As promised, here’s the IPython Notebook tutorial I mentioned in my introduction to IPython Notebook.
Downloading and installing IPython Notebook
You can download IPython Notebook with the majority of the other packages you’ll need in the Enthought Python distribution. There’s also a smaller free version if you don’t have a .edu email address. From there, it’s just a matter of running the installer, clicking Next and Accept buttons a bunch of times, and voila! IPython Notebook is installed.
Running IPython Notebook
For Mac and Linux users, open up your terminal. Windows users need to open up their Command Prompt. Change directories in the terminal (using the cd command) to the working directory where you want to store your IPython Notebook data.
To run IPython Notebook, enter the following command:
ipython notebook --pylab inline
It may take a minute or two to set itself up, but eventually IPython Notebook will open in your default web browser and should look something like this:
(NOTE: currently, IPython Notebook only supports Firefox and Chrome.)
Creating a new notebook
Conveniently, Titus Brown has already posted a quick demo on YouTube. (Start at 2m16s.)
Now that we’ve covered the basics, let’s get into how to actually use all this as a research notebook.
Using IPython Notebook as a research notebook
The great part about the seamless integration of text and code in IPython Notebook is that it’s entirely conducive to the “form hypothesis – test hypothesis – evaluate data – form conclusion from data – repeat” process that we all follow (purposely or not) in science. For this example, let’s say we’re studying an Artificial Life swarm system and the effects of various environmental parameters on the swarm.
I designed this demo research notebook to be a self-guided tour through the thought process of a researcher as he works on a research project, so hopefully it’s helpful to other researchers out there.
Statistics in IPython Notebook
UPDATE (10/19/2012): Please refer to my other blog post for an up-to-date guide on statistics in Python.
For those of you who (understandably) don’t want to search through an entire research notebook to figure out how to do statistics in IPython Notebook, here’s the cut and dry code.
# Library for reading and parsing csv files import csv # My personal library that contains some useful helper functions import rso_stats # Read and parse data for file "control1.csv" control1 = csv.reader(open('control1.csv', 'rb'), delimiter=',') control1, control1_columns = rso_stats.parse_csv_data(control1)
control1 is the dictionary of parsed data

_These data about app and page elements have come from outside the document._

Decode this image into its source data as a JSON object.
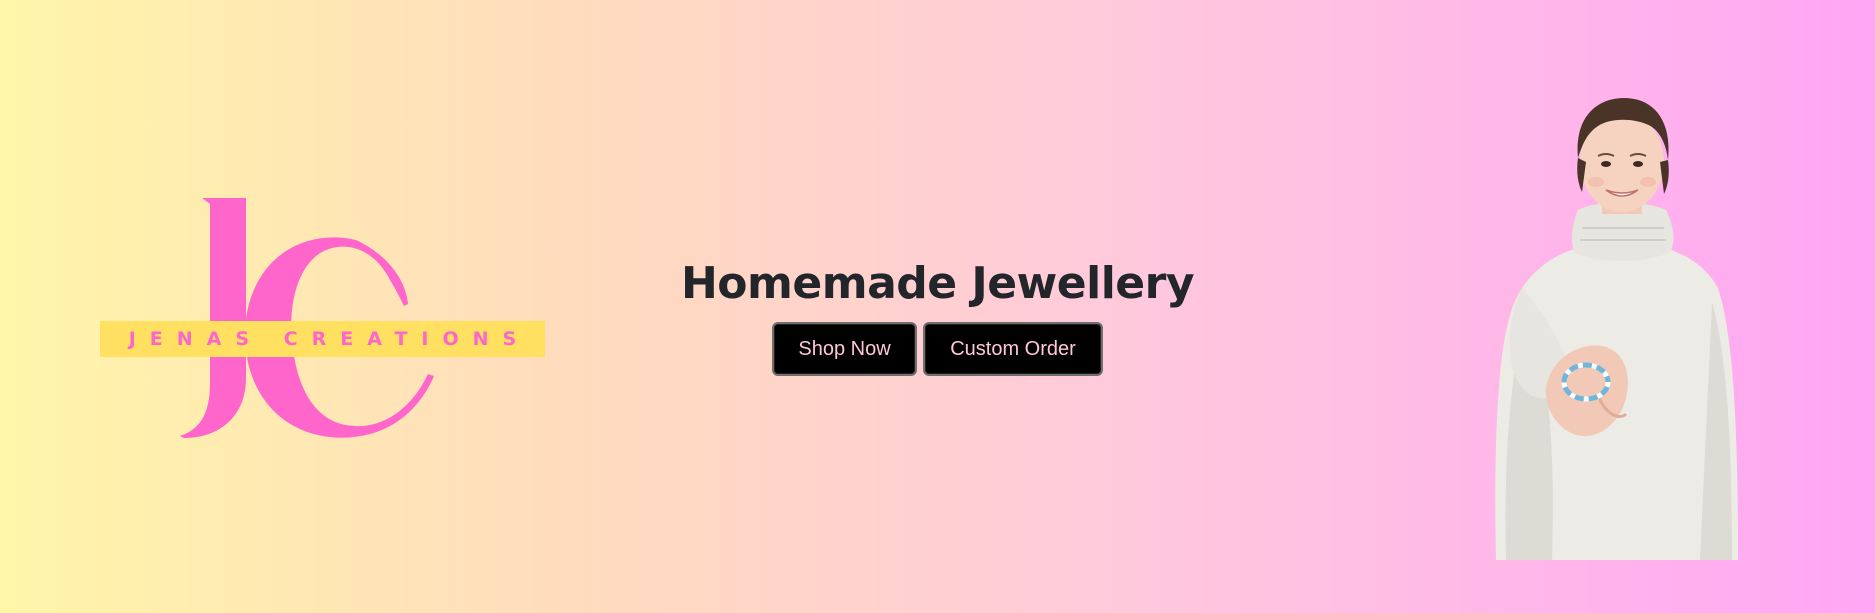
{
  "brand": {
    "monogram": "JC",
    "name": "JENAS CREATIONS",
    "colors": {
      "pink": "#ff66cc",
      "yellow": "#ffe060"
    }
  },
  "hero": {
    "title": "Homemade Jewellery",
    "buttons": {
      "shop_label": "Shop Now",
      "custom_label": "Custom Order"
    }
  },
  "photo": {
    "icon": "girl-holding-bracelet-photo"
  },
  "colors": {
    "gradient_start": "#fff6a9",
    "gradient_end": "#ffa6f4",
    "button_bg": "#000000",
    "button_text": "#ffc5dc",
    "title_text": "#222529"
  }
}
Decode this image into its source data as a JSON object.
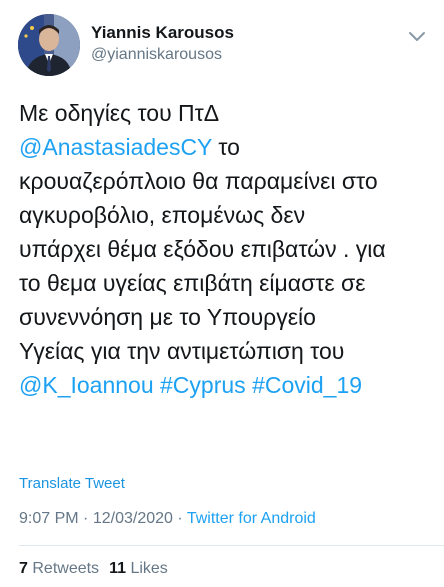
{
  "author": {
    "name": "Yiannis Karousos",
    "handle": "@yianniskarousos"
  },
  "tweet": {
    "lines": [
      [
        {
          "text": "Με οδηγίες του ΠτΔ",
          "link": false
        }
      ],
      [
        {
          "text": "@AnastasiadesCY",
          "link": true
        },
        {
          "text": " το",
          "link": false
        }
      ],
      [
        {
          "text": "κρουαζερόπλοιο θα παραμείνει στο",
          "link": false
        }
      ],
      [
        {
          "text": "αγκυροβόλιο, επομένως δεν",
          "link": false
        }
      ],
      [
        {
          "text": "υπάρχει θέμα εξόδου επιβατών . για",
          "link": false
        }
      ],
      [
        {
          "text": "το θεμα υγείας επιβάτη είμαστε σε",
          "link": false
        }
      ],
      [
        {
          "text": "συνεννόηση με το Υπουργείο",
          "link": false
        }
      ],
      [
        {
          "text": "Υγείας για την αντιμετώπιση του",
          "link": false
        }
      ],
      [
        {
          "text": "@K_Ioannou",
          "link": true
        },
        {
          "text": " ",
          "link": false
        },
        {
          "text": "#Cyprus",
          "link": true
        },
        {
          "text": " ",
          "link": false
        },
        {
          "text": "#Covid_19",
          "link": true
        }
      ]
    ],
    "translate_label": "Translate Tweet",
    "time": "9:07 PM",
    "date": "12/03/2020",
    "separator": "·",
    "source": "Twitter for Android"
  },
  "stats": {
    "retweets_count": "7",
    "retweets_label": "Retweets",
    "likes_count": "11",
    "likes_label": "Likes"
  },
  "colors": {
    "link": "#1da1f2",
    "muted": "#657786",
    "text": "#14171a"
  },
  "icons": {
    "menu": "chevron-down-icon"
  }
}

control1_columns is the list of column names used to access the data dictionary, sorted in the same order as the csv data file.

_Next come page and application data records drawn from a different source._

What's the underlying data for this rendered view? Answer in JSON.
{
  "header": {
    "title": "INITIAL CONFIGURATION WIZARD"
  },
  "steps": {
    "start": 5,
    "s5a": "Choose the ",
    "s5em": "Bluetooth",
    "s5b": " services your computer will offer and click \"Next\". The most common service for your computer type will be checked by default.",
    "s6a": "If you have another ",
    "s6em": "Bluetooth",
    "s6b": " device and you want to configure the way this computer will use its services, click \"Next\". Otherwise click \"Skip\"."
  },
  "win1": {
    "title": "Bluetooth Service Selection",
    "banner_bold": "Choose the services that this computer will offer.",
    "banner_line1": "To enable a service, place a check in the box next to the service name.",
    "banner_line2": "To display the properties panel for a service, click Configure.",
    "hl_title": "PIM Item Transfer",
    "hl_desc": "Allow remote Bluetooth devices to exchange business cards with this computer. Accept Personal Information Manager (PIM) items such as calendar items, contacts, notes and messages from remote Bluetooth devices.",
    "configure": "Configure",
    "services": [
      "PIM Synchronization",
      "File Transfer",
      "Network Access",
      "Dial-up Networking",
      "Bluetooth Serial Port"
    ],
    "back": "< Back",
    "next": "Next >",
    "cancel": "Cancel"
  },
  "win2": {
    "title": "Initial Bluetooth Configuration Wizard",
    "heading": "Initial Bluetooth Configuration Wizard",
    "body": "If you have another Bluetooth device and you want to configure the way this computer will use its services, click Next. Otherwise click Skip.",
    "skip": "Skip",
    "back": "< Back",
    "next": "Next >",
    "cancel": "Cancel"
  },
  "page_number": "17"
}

NOTE: This uses a function from my custom Python library, which parses the data into convenient data dictionaries.
The data in the dictionaries can be accessed by:
# Access the first column's list of data control1[control1_columns] # Access the fourth column's list of data control1[control1_columns]

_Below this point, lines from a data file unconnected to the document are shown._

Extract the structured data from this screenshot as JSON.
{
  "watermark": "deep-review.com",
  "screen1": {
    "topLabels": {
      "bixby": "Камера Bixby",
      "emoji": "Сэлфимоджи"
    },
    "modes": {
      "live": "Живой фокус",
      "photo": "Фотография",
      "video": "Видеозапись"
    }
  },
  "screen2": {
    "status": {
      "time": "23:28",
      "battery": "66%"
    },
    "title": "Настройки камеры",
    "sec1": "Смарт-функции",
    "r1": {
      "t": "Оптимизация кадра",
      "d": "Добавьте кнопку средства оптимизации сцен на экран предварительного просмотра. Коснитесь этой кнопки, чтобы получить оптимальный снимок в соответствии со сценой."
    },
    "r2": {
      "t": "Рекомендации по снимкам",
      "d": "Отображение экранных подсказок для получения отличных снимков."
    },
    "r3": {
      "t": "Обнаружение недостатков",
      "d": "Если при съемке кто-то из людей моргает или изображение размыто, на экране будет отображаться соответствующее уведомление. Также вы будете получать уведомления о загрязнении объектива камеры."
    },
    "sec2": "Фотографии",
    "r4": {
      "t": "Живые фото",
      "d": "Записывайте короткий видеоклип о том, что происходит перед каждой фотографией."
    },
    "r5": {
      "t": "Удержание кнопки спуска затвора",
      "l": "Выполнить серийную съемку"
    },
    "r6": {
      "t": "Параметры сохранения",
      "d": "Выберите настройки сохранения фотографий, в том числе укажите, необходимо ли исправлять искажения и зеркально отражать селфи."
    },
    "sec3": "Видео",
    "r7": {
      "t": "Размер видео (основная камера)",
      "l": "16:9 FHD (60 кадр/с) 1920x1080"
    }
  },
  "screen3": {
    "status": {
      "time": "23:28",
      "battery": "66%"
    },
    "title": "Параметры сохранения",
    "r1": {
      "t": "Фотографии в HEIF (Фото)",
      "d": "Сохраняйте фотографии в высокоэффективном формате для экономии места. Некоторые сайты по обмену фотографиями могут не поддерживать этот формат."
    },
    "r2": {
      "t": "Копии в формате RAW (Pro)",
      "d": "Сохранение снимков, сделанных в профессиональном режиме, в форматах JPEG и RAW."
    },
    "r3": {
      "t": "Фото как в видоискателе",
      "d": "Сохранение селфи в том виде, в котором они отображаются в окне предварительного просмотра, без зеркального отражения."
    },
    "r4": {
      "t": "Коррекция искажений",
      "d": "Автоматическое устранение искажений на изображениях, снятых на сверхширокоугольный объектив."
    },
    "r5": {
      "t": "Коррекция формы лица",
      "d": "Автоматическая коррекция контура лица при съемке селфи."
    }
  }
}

Standard error of the mean
import scipy from scipy import stats mean = scipy.mean(dataset_list) # Compute 2 standard errors of the mean of the values in data_list stderr = 2.0 * stats.sem(dataset_list)
Bootstrapped 95% confidence intervals
The code below shows you how to compute bootstrapped 95% CIs for the mean. However, this function can bootstrap any range of CIs for any statistical function (mean, mode, standard deviation, etc.). Here’s the input parameter description:
Input parameters: data = data to get bootstrapped CIs for statfun = function to compute CIs over (usually, mean) alpha = size of CIs (0.05 --> 95% CIs). default = 0.05 n_samples = # of bootstrap populations to construct. default = 10,000 Returns: bootstrapped confidence intervals, formatted for the matplotlib errorbar() function
import scipy import rso_stats CIs = rso_stats.ci_errorbar(dataset_list, scipy.mean)
NOTE: This uses a couple functions from my custom Python library, since bootstrapping CIs isn’t currently supported by SciPy/NumPy.
Mann-Whitney-Wilcoxon RankSum test
from scipy import stats z_stat, p_val = stats.ranksums(dataset1_list, dataset2_list)
Analysis of variance (ANOVA)
SciPy’s ANOVA function takes two or more dataset lists as its input parameters.
from scipy import stats f_val, p_val = stats.f_oneway(dataset1_list, dataset2_list, dataset3_list, ...)
Hopefully everyone finds this useful. Get in touch if you have any more ideas on IPython Notebook as a research notebook, or if you’d like to figure out how to do some more statistical tests in Python.